Medical therapy changes
Medical therapy, including antiplatelet agents, aggressive blood pressure control, Mediterranean Diet, cholesterol-lowering drugs, and lifestyle changes, is much more effective today and few if any of these options were used in the control groups of the early bypass surgery trials.

Nonfatal MI and symptom reduction
There was no detectable difference in heart attacks between surgery and medical therapy in the meta-analysis, though the data were inconsistently recorded. In the MASS-II trial, a recent study of >600 patients, there was a roughly 10% reduction in heart attacks at ten years (NNT 10).6The recent BARI2D trial compared intensive modern medical therapy to bypass surgery in 763 diabetics, showing a 7% reduction (NNT 14) at five years.7 We have included these estimates in our overall NNT, with recognition that seven earlier trials were not able to find benefits.

Symptom reduction, however, is not a reliable outcome from these trials for a number of reasons.
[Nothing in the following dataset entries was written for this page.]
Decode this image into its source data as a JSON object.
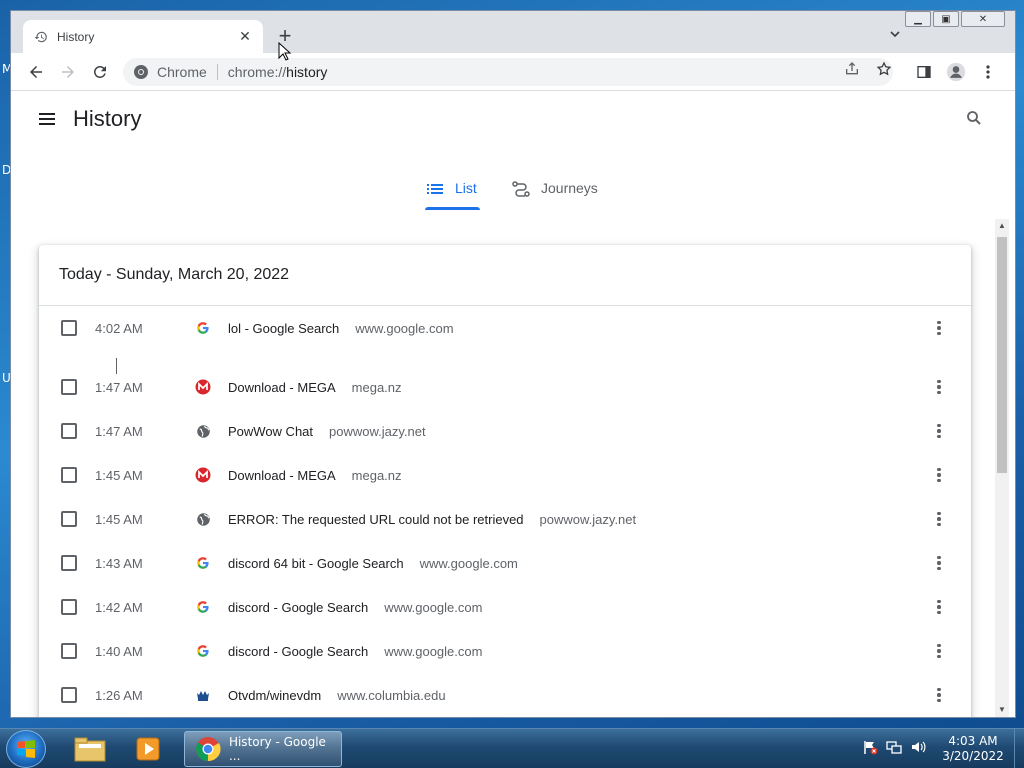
{
  "desktop": {
    "edge_letters": [
      "M",
      "D",
      "U"
    ]
  },
  "browser": {
    "tab": {
      "title": "History"
    },
    "omnibox": {
      "site_name": "Chrome",
      "url_scheme": "chrome://",
      "url_path": "history"
    }
  },
  "page": {
    "title": "History",
    "tabs": [
      {
        "label": "List",
        "icon": "list-icon",
        "active": true
      },
      {
        "label": "Journeys",
        "icon": "journeys-icon",
        "active": false
      }
    ],
    "day_header": "Today - Sunday, March 20, 2022",
    "entries": [
      {
        "time": "4:02 AM",
        "favicon": "google-icon",
        "title": "lol - Google Search",
        "domain": "www.google.com"
      },
      {
        "time": "1:47 AM",
        "favicon": "mega-icon",
        "title": "Download - MEGA",
        "domain": "mega.nz"
      },
      {
        "time": "1:47 AM",
        "favicon": "globe-icon",
        "title": "PowWow Chat",
        "domain": "powwow.jazy.net"
      },
      {
        "time": "1:45 AM",
        "favicon": "mega-icon",
        "title": "Download - MEGA",
        "domain": "mega.nz"
      },
      {
        "time": "1:45 AM",
        "favicon": "globe-icon",
        "title": "ERROR: The requested URL could not be retrieved",
        "domain": "powwow.jazy.net"
      },
      {
        "time": "1:43 AM",
        "favicon": "google-icon",
        "title": "discord 64 bit - Google Search",
        "domain": "www.google.com"
      },
      {
        "time": "1:42 AM",
        "favicon": "google-icon",
        "title": "discord - Google Search",
        "domain": "www.google.com"
      },
      {
        "time": "1:40 AM",
        "favicon": "google-icon",
        "title": "discord - Google Search",
        "domain": "www.google.com"
      },
      {
        "time": "1:26 AM",
        "favicon": "columbia-icon",
        "title": "Otvdm/winevdm",
        "domain": "www.columbia.edu"
      }
    ]
  },
  "taskbar": {
    "active_app_label": "History - Google ...",
    "clock_time": "4:03 AM",
    "clock_date": "3/20/2022"
  },
  "colors": {
    "accent": "#1a73e8",
    "mega_red": "#d9272e",
    "text_primary": "#202124",
    "text_secondary": "#5f6368"
  }
}
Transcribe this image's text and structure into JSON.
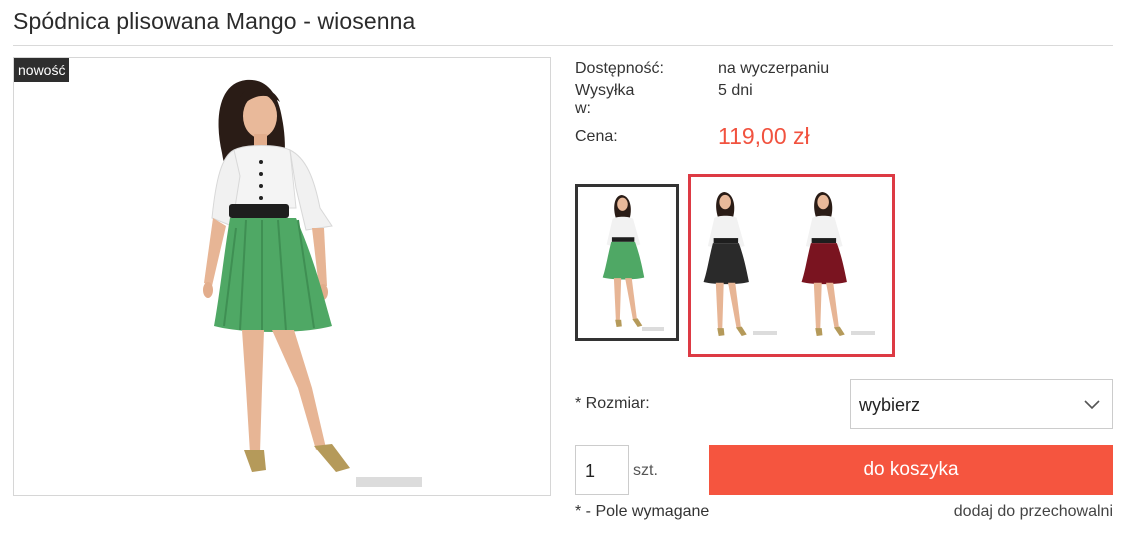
{
  "product": {
    "title": "Spódnica plisowana Mango - wiosenna",
    "badge": "nowość",
    "availability_label": "Dostępność:",
    "availability_value": "na wyczerpaniu",
    "shipping_label": "Wysyłka w:",
    "shipping_value": "5 dni",
    "price_label": "Cena:",
    "price_value": "119,00 zł",
    "price_color": "#f1523f"
  },
  "variants": [
    {
      "skirt_color": "#4fa865",
      "selected": true
    },
    {
      "skirt_color": "#2a2a2a",
      "selected": false
    },
    {
      "skirt_color": "#7a1420",
      "selected": false
    }
  ],
  "form": {
    "size_label": "* Rozmiar:",
    "size_selected": "wybierz",
    "quantity": "1",
    "quantity_unit": "szt.",
    "add_to_cart": "do koszyka",
    "required_note": "* - Pole wymagane",
    "add_to_storage": "dodaj do przechowalni",
    "accent_color": "#f5553f",
    "highlight_color": "#dd3a44"
  },
  "icons": {
    "select_arrow": "chevron-down-icon"
  }
}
The most important is that sham surgery has frequently been as effective as real surgery for relieving coronary symptoms.8 9 No sham procedures were performed in these trials.
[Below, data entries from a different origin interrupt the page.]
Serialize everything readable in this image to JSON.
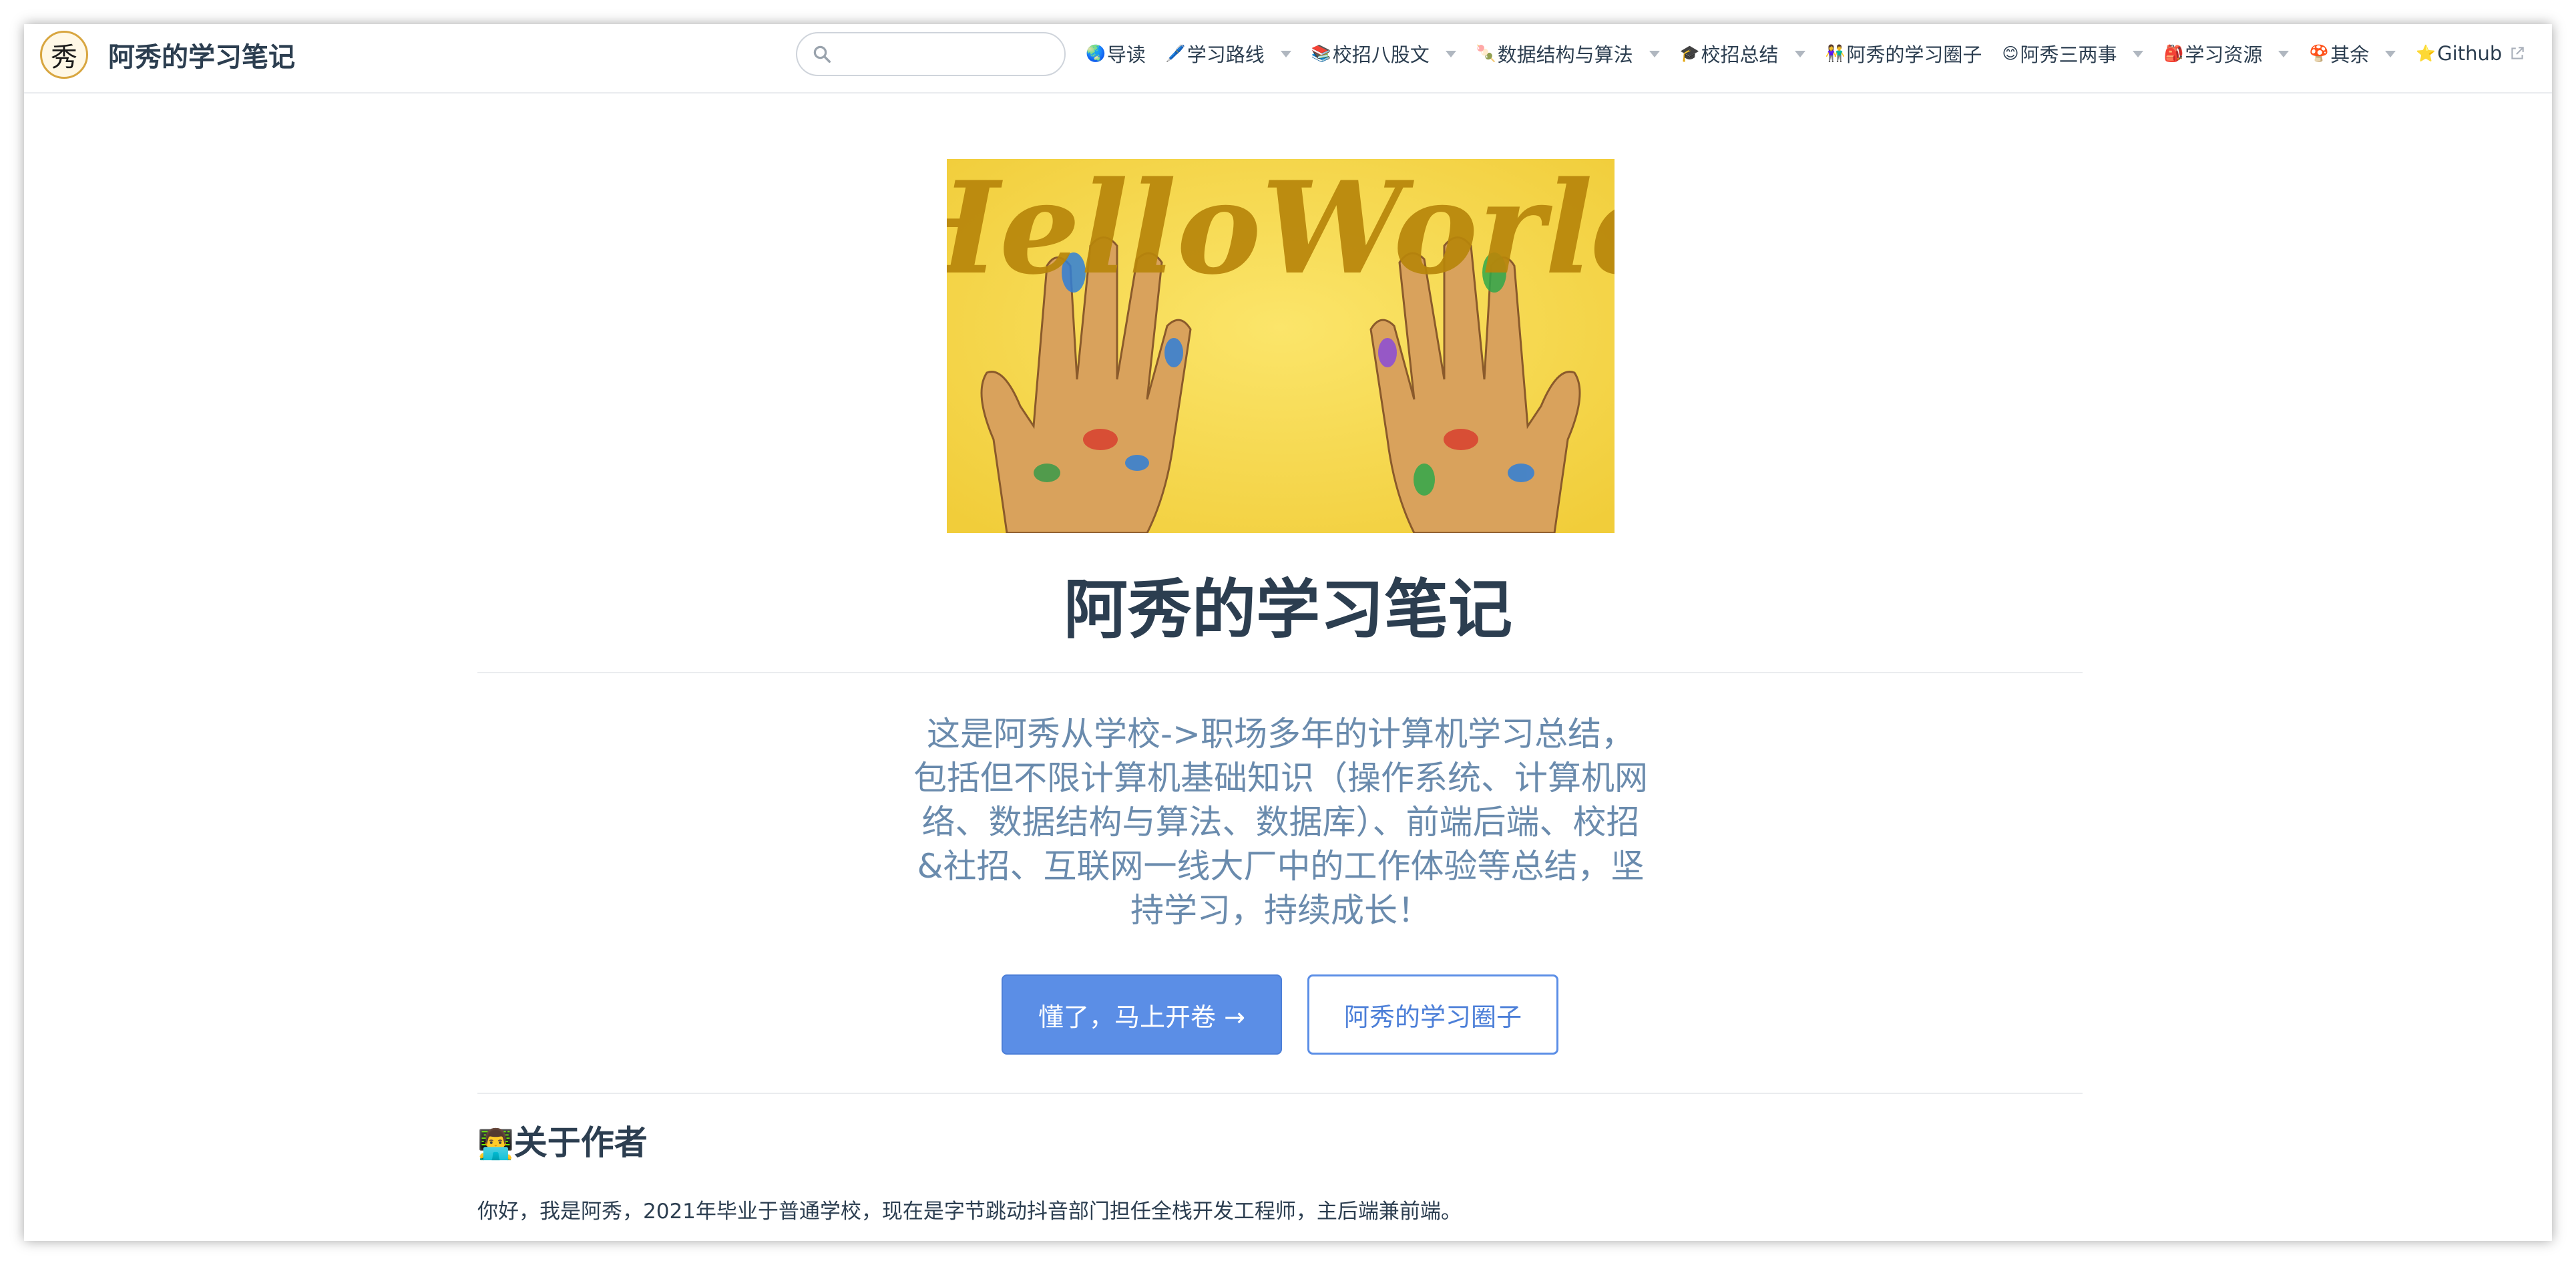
{
  "header": {
    "logo_char": "秀",
    "site_title": "阿秀的学习笔记",
    "search": {
      "value": "",
      "placeholder": ""
    },
    "nav": [
      {
        "emoji": "🌏",
        "label": "导读",
        "dropdown": false
      },
      {
        "emoji": "🖊️",
        "label": "学习路线",
        "dropdown": true
      },
      {
        "emoji": "📚",
        "label": "校招八股文",
        "dropdown": true
      },
      {
        "emoji": "🍡",
        "label": "数据结构与算法",
        "dropdown": true
      },
      {
        "emoji": "🎓",
        "label": "校招总结",
        "dropdown": true
      },
      {
        "emoji": "👫",
        "label": "阿秀的学习圈子",
        "dropdown": false
      },
      {
        "emoji": "😊",
        "label": "阿秀三两事",
        "dropdown": true
      },
      {
        "emoji": "🎒",
        "label": "学习资源",
        "dropdown": true
      },
      {
        "emoji": "🍄",
        "label": "其余",
        "dropdown": true
      },
      {
        "emoji": "⭐",
        "label": "Github",
        "dropdown": false,
        "external": true
      }
    ]
  },
  "hero": {
    "image_text": "HelloWorld",
    "title": "阿秀的学习笔记",
    "description": "这是阿秀从学校->职场多年的计算机学习总结，包括但不限计算机基础知识（操作系统、计算机网络、数据结构与算法、数据库）、前端后端、校招&社招、互联网一线大厂中的工作体验等总结，坚持学习，持续成长！",
    "primary_action": "懂了，马上开卷 →",
    "secondary_action": "阿秀的学习圈子"
  },
  "about": {
    "heading_emoji": "👨‍💻",
    "heading": "关于作者",
    "text": "你好，我是阿秀，2021年毕业于普通学校，现在是字节跳动抖音部门担任全栈开发工程师，主后端兼前端。"
  },
  "colors": {
    "accent": "#5b8ee6",
    "text": "#2c3e50",
    "description": "#6a8bad",
    "hero_bg": "#f7d84a",
    "hero_lettering": "#b8860b"
  }
}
Deciding about bypass surgery
Overall, the decision about whether or not to undergo bypass surgery is complicated, and it is worth noting that it seemed to be younger patients who gained the most mortality benefit in early studies, where mean age of enrollment was 50. The two later studies found no mortality benefit, with mean ages of 60 and 63.
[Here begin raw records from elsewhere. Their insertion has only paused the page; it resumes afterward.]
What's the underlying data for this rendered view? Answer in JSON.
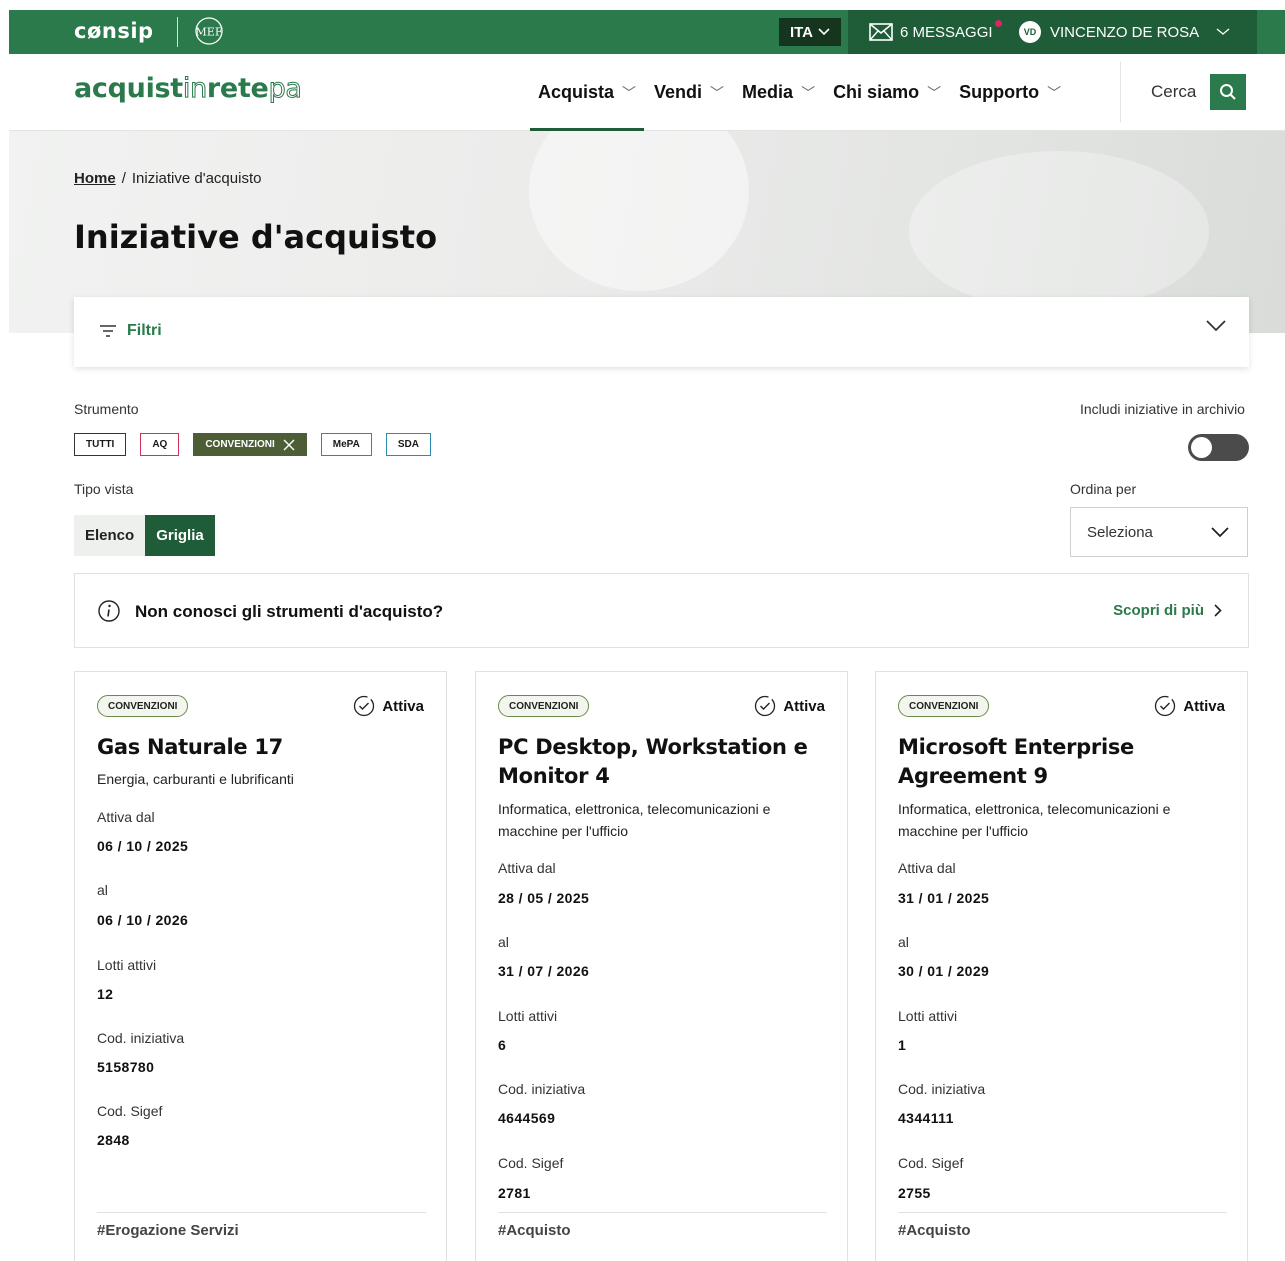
{
  "topbar": {
    "logo": "cønsip",
    "mef_logo": "MEF",
    "language": "ITA",
    "messages_label": "6 MESSAGGI",
    "user_initials": "VD",
    "user_name": "VINCENZO DE ROSA"
  },
  "nav": {
    "brand_part1": "acquist",
    "brand_part2": "in",
    "brand_part3": "rete",
    "brand_part4": "pa",
    "items": [
      {
        "label": "Acquista",
        "active": true
      },
      {
        "label": "Vendi",
        "active": false
      },
      {
        "label": "Media",
        "active": false
      },
      {
        "label": "Chi siamo",
        "active": false
      },
      {
        "label": "Supporto",
        "active": false
      }
    ],
    "search_label": "Cerca"
  },
  "breadcrumb": {
    "home": "Home",
    "separator": "/",
    "current": "Iniziative d'acquisto"
  },
  "page_title": "Iniziative d'acquisto",
  "filters": {
    "label": "Filtri",
    "strumento_label": "Strumento",
    "chips": [
      "TUTTI",
      "AQ",
      "CONVENZIONI",
      "MePA",
      "SDA"
    ],
    "active_chip": "CONVENZIONI",
    "archive_label": "Includi iniziative in archivio",
    "archive_enabled": false,
    "view_label": "Tipo vista",
    "view_options": [
      "Elenco",
      "Griglia"
    ],
    "view_selected": "Griglia",
    "sort_label": "Ordina per",
    "sort_value": "Seleziona"
  },
  "info_banner": {
    "text": "Non conosci gli strumenti d'acquisto?",
    "link": "Scopri di più"
  },
  "card_labels": {
    "active_from": "Attiva dal",
    "to": "al",
    "lots": "Lotti attivi",
    "code": "Cod. iniziativa",
    "sigef": "Cod. Sigef"
  },
  "cards": [
    {
      "type": "CONVENZIONI",
      "status": "Attiva",
      "title": "Gas Naturale 17",
      "category": "Energia, carburanti e lubrificanti",
      "active_from": "06 / 10 / 2025",
      "to": "06 / 10 / 2026",
      "lots": "12",
      "code": "5158780",
      "sigef": "2848",
      "tag": "#Erogazione Servizi"
    },
    {
      "type": "CONVENZIONI",
      "status": "Attiva",
      "title": "PC Desktop, Workstation e Monitor 4",
      "category": "Informatica, elettronica, telecomunicazioni e macchine per l'ufficio",
      "active_from": "28 / 05 / 2025",
      "to": "31 / 07 / 2026",
      "lots": "6",
      "code": "4644569",
      "sigef": "2781",
      "tag": "#Acquisto"
    },
    {
      "type": "CONVENZIONI",
      "status": "Attiva",
      "title": "Microsoft Enterprise Agreement 9",
      "category": "Informatica, elettronica, telecomunicazioni e macchine per l'ufficio",
      "active_from": "31 / 01 / 2025",
      "to": "30 / 01 / 2029",
      "lots": "1",
      "code": "4344111",
      "sigef": "2755",
      "tag": "#Acquisto"
    }
  ],
  "colors": {
    "brand_green": "#2b7a4b",
    "dark_green": "#1f5c38",
    "chip_active": "#4d5e36",
    "notification_dot": "#e0245e"
  },
  "icons": {
    "messages": "envelope-icon",
    "search": "search-icon",
    "filter": "filter-lines-icon",
    "info": "info-circle-icon",
    "status": "check-circle-icon",
    "chip_remove": "close-icon"
  }
}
Moreover, for those considering evaluation for coronary disease it is critical to remember that angiography is the only current path to determine indications for surgery. Angiography carries a roughly 1-2% risk of major harms, and roughly 3% of patients typically will be found to have ‘left main’ coronary disease on angiography. This means that 3% of angiography patients have the potential for a 20% (best-case) benefit at five years. This amounts to a 0.6% chance of mortality benefit (NNT 167), but a five times greater risk of major harm including stroke, kidney failure, major bleeding, cognitive decline, etc., (NNH 33) from the angiography and surgery combined. For most, therefore, and particularly those not suspected of ‘left main’ disease, this pathway means a tiny chance of potential benefit and a much greater chance of harm.

Perhaps in young patients already determined to have ‘left main’ disease the benefits, with mortality NNTs of 5-10, meet or exceed the harms. In those with triple vessel disease 96% (best case) will either die or live and the surgery will not make the difference (NNT 25).

As for nonfatal heart attacks and the 1 in 14 possibility of avoiding these through bypass surgery, patients will have to compare this to the risks of kidney failure, strokes, cognitive decline, and death (which, in aggregate, far exceed the reduction in nonfatal heart attacks).

Because of the complexity of the decision, and the small numbers of enrolled subjects, we have chosen to label this intervention ‘Yellow’, as we would like to see more, more modern, and better trials addressing the issue. The exception, as a best estimate based on very limited data, is for patients with established left main disease, particularly those that are younger, in whom the intervention may be considered ‘Green’ (benefits>harms).


David Newman, MD


July 20, 2014